Inhibition of nitric oxide-stimulated vasorelaxation by carbon monoxide-releasing molecules

Antonia Marazioti, Mariarosaria Bucci, Ciro Coletta, Valentina Vellecco, Padmamalini Baskaran, Csaba Szabó, Giuseppe Cirino, Ana Rita Marques, Bruno Guerreiro, Ana M.L. Gonçalves, João D. Seixas, Annie Beuve, Carlos C. Romão, Andreas Papapetropoulos

Research output: Contribution to journalArticlepeer-review

37 Scopus citations


Objective-: Carbon monoxide (CO) is a weak soluble guanylyl cyclase stimulator, leading to transient increases in cGMP and vasodilation. The aim of the present work was to measure the effect of CO-releasing molecules (CORMs) on the cGMP/nitric oxide (NO) pathway and to evaluate how selected CORMs affect NO-induced vasorelaxation. Methods and Results-: Incubation of smooth muscle cells with some but not all of the CORMs caused a minor increase in cGMP levels. Concentration-response curves were bell-shaped, with higher CORMs concentrations producing lower increases in cGMP levels. Although exposure of cells to CORM-2 enhanced cGMP formation, we observed that the compound inhibited NO-stimulated cGMP accumulation in cells and NO-stimulated soluble guanylyl cyclase activity that could be reversed by superoxide anion scavengers. Reactive oxygen species generation from CORMs was confirmed using luminol-induced chemiluminescence and electron spin resonance. Furthermore, we observed that NO is scavenged by CORM-2. When used alone CORM-2 relaxed vessels through a cGMP-mediated pathway but attenuated NO donor-stimulated vasorelaxation. Conclusion-: We conclude that the CORMs examined have context-dependent effects on vessel tone, as they can directly dilate blood vessels, but also block NO-induced vasorelaxation.

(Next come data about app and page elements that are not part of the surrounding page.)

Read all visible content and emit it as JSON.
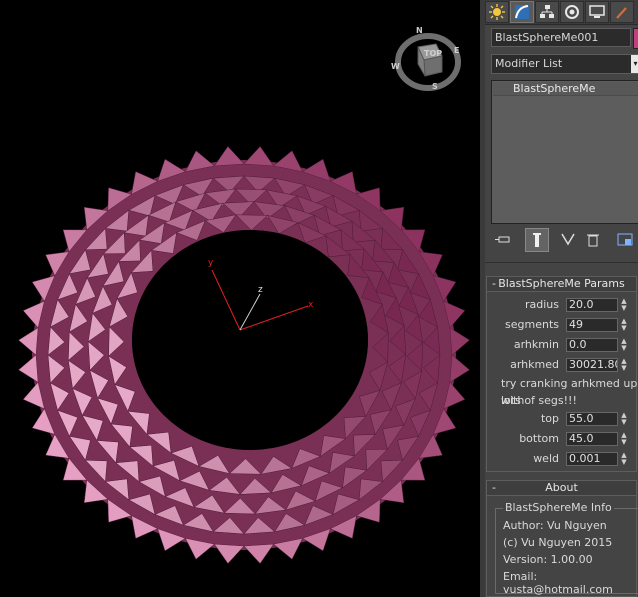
{
  "viewport": {
    "viewcube": {
      "n": "N",
      "e": "E",
      "s": "S",
      "w": "W",
      "top": "TOP"
    },
    "axes": {
      "x": "x",
      "y": "y",
      "z": "z"
    },
    "colors": {
      "mesh": "#b0507e",
      "mesh_light": "#e3a6c4",
      "axis": "#e02020"
    }
  },
  "panel": {
    "tabs": [
      "create-tab",
      "modify-tab",
      "hierarchy-tab",
      "motion-tab",
      "display-tab",
      "utilities-tab"
    ],
    "object_name": "BlastSphereMe001",
    "object_color": "#c0407f",
    "modifier_list": "Modifier List",
    "stack_items": [
      "BlastSphereMe"
    ]
  },
  "params": {
    "title": "BlastSphereMe Params",
    "minus": "-",
    "radius_label": "radius",
    "radius": "20.0",
    "segments_label": "segments",
    "segments": "49",
    "arhkmin_label": "arhkmin",
    "arhkmin": "0.0",
    "arhkmed_label": "arhkmed",
    "arhkmed": "30021.800",
    "note_line1": "try cranking arhkmed up with",
    "note_line2": "lots of segs!!!",
    "top_label": "top",
    "top": "55.0",
    "bottom_label": "bottom",
    "bottom": "45.0",
    "weld_label": "weld",
    "weld": "0.001"
  },
  "about": {
    "title": "About",
    "minus": "-",
    "group_title": "BlastSphereMe Info",
    "author": "Author: Vu Nguyen",
    "copyright": "(c) Vu Nguyen 2015",
    "version": "Version: 1.00.00",
    "email": "Email: vusta@hotmail.com"
  }
}
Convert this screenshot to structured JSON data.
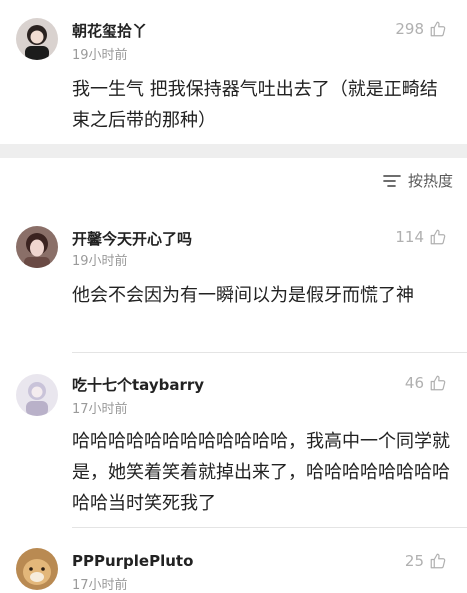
{
  "comments": [
    {
      "username": "朝花玺拾丫",
      "time": "19小时前",
      "likes": "298",
      "text": "我一生气 把我保持器气吐出去了（就是正畸结束之后带的那种）"
    },
    {
      "username": "开馨今天开心了吗",
      "time": "19小时前",
      "likes": "114",
      "text": "他会不会因为有一瞬间以为是假牙而慌了神"
    },
    {
      "username": "吃十七个taybarry",
      "time": "17小时前",
      "likes": "46",
      "text": "哈哈哈哈哈哈哈哈哈哈哈哈，我高中一个同学就是，她笑着笑着就掉出来了，哈哈哈哈哈哈哈哈哈哈当时笑死我了"
    },
    {
      "username": "PPPurplePluto",
      "time": "17小时前",
      "likes": "25",
      "text": ""
    }
  ],
  "sort": {
    "label": "按热度",
    "icon": "sort-icon"
  },
  "icons": {
    "like": "thumbs-up-icon",
    "avatar": "avatar"
  },
  "colors": {
    "meta": "#9a9a9a",
    "like": "#b0b0b0",
    "band": "#eeeeee"
  }
}
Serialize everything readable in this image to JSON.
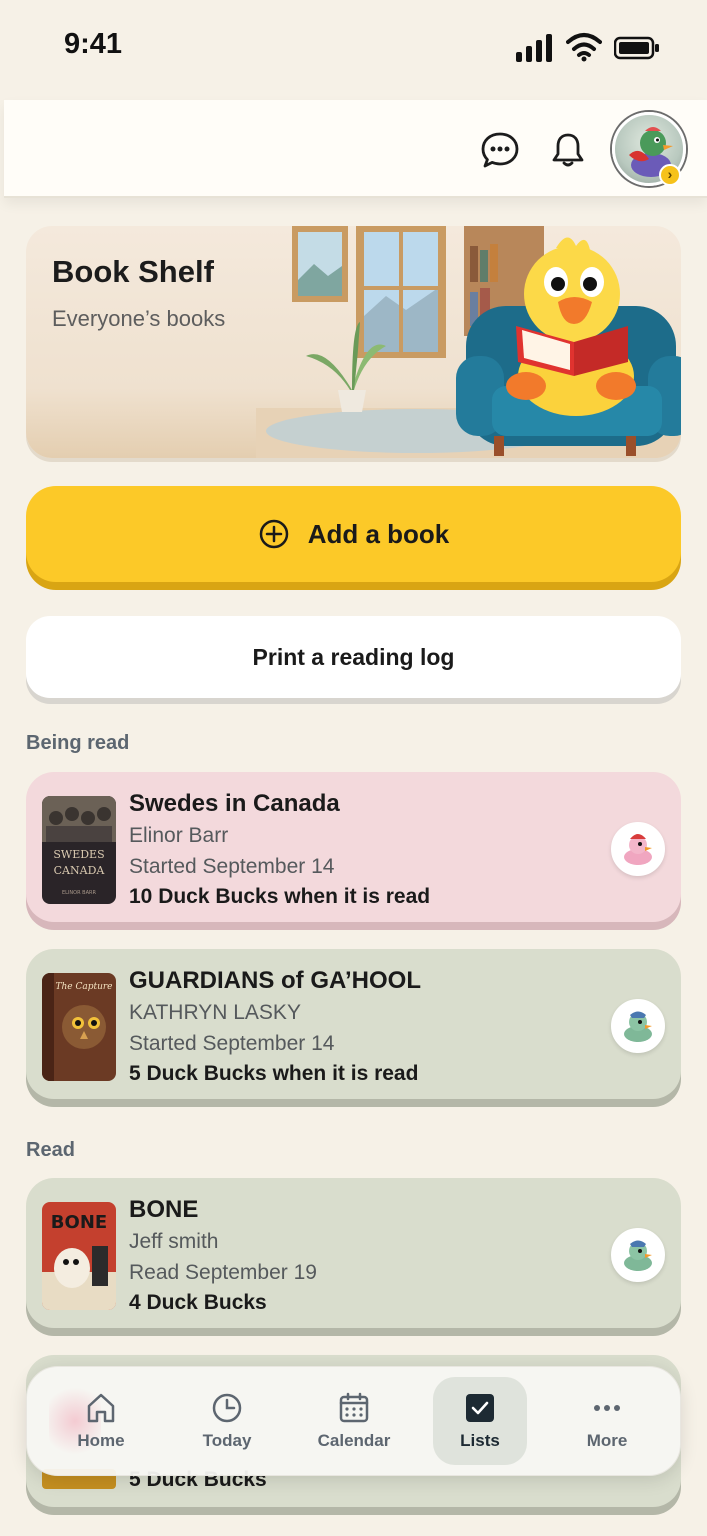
{
  "status_bar": {
    "time": "9:41"
  },
  "hero": {
    "title": "Book Shelf",
    "subtitle": "Everyone’s books"
  },
  "actions": {
    "add_book": "Add a book",
    "print_log": "Print a reading log"
  },
  "sections": {
    "being_read": "Being read",
    "read": "Read"
  },
  "books_being_read": [
    {
      "title": "Swedes in Canada",
      "author": "Elinor Barr",
      "date": "Started September 14",
      "reward": "10 Duck Bucks when it is read",
      "color": "#f3d9dc"
    },
    {
      "title": "GUARDIANS of GA’HOOL",
      "author": "KATHRYN LASKY",
      "date": "Started September 14",
      "reward": "5 Duck Bucks when it is read",
      "color": "#d9ddcd"
    }
  ],
  "books_read": [
    {
      "title": "BONE",
      "author": "Jeff smith",
      "date": "Read September 19",
      "reward": "4 Duck Bucks",
      "color": "#d9ddcd"
    },
    {
      "reward": "5 Duck Bucks"
    }
  ],
  "cover_text": {
    "swedes_line1": "SWEDES",
    "swedes_line2": "CANADA",
    "swedes_author": "ELINOR BARR",
    "guardians_sub": "The Capture",
    "bone_title": "BONE"
  },
  "tab_bar": {
    "tabs": [
      {
        "label": "Home",
        "icon": "home-icon"
      },
      {
        "label": "Today",
        "icon": "clock-icon"
      },
      {
        "label": "Calendar",
        "icon": "calendar-icon"
      },
      {
        "label": "Lists",
        "icon": "checkbox-icon",
        "active": true
      },
      {
        "label": "More",
        "icon": "more-icon"
      }
    ]
  },
  "colors": {
    "accent_yellow": "#fcc928",
    "background": "#f6f1e7",
    "pink_card": "#f3d9dc",
    "green_card": "#d9ddcd"
  }
}
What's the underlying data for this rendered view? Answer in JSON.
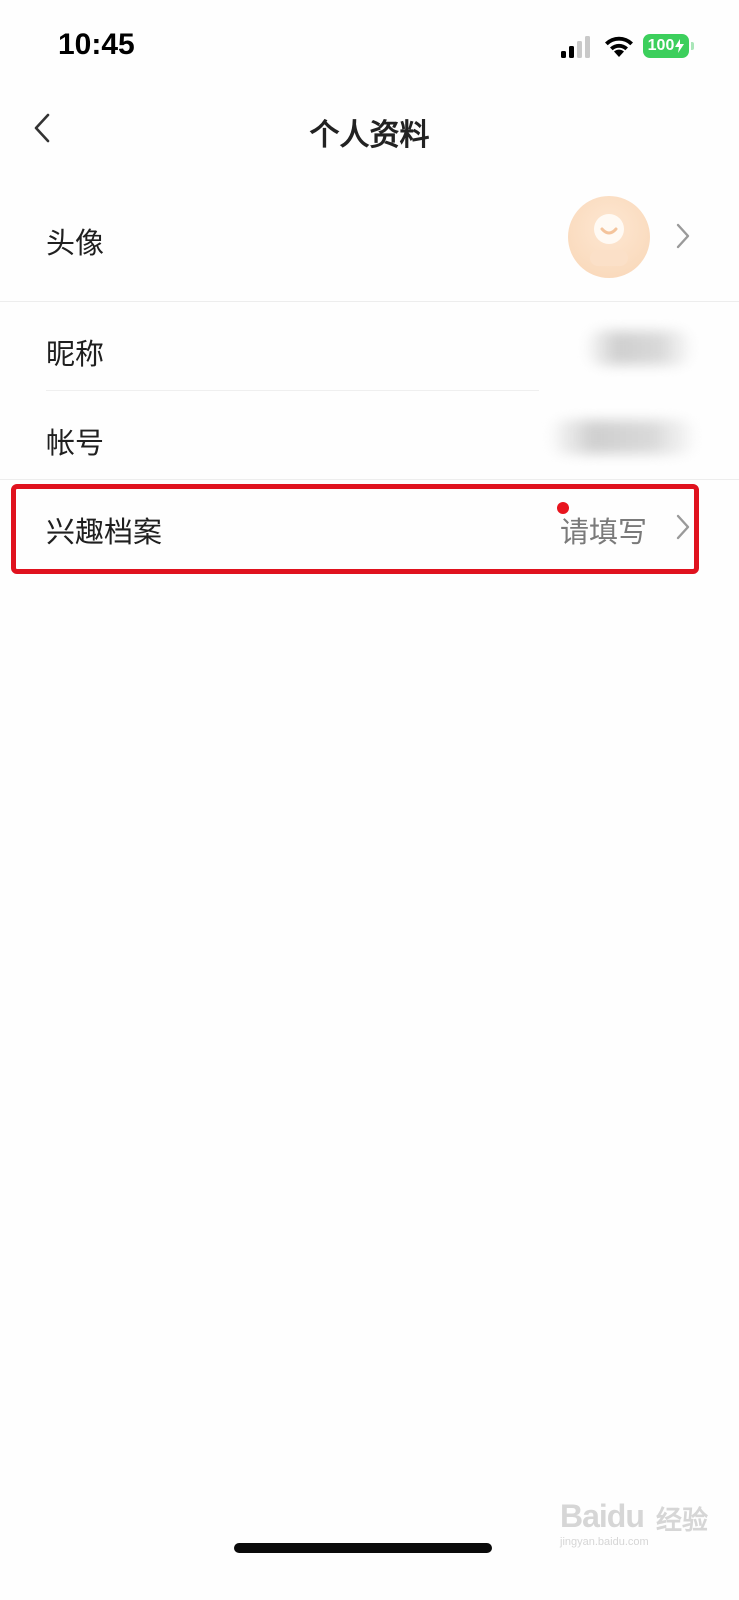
{
  "status_bar": {
    "time": "10:45",
    "battery_level": "100",
    "icons": [
      "signal-icon",
      "wifi-icon",
      "battery-icon",
      "charging-icon"
    ],
    "battery_color": "#3ccf5c"
  },
  "nav": {
    "title": "个人资料",
    "back_icon": "chevron-left-icon"
  },
  "rows": {
    "avatar": {
      "label": "头像"
    },
    "nickname": {
      "label": "昵称"
    },
    "account": {
      "label": "帐号"
    },
    "interest": {
      "label": "兴趣档案",
      "value": "请填写",
      "has_notification_dot": true
    }
  },
  "annotation": {
    "highlight_color": "#e0121e",
    "highlighted_row": "兴趣档案"
  },
  "watermark": {
    "logo": "Baidu",
    "text": "经验",
    "url": "jingyan.baidu.com"
  },
  "colors": {
    "accent_red": "#e8141e",
    "text_primary": "#1f1f1f",
    "text_secondary": "#7a7a7a",
    "avatar_bg": "#f9d6b6"
  }
}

Original languageEnglish (US)
Pages (from-to)2570-2576
Number of pages7
JournalArteriosclerosis, thrombosis, and vascular biology
Issue number11
StatePublished - Nov 2011


  • cGMP
  • carbon monoxide
  • nitric oxide
  • pharmacology
  • vascular biology

ASJC Scopus subject areas

  • Cardiology and Cardiovascular Medicine


Dive into the research topics of 'Inhibition of nitric oxide-stimulated vasorelaxation by carbon monoxide-releasing molecules'. Together they form a unique fingerprint.

Cite this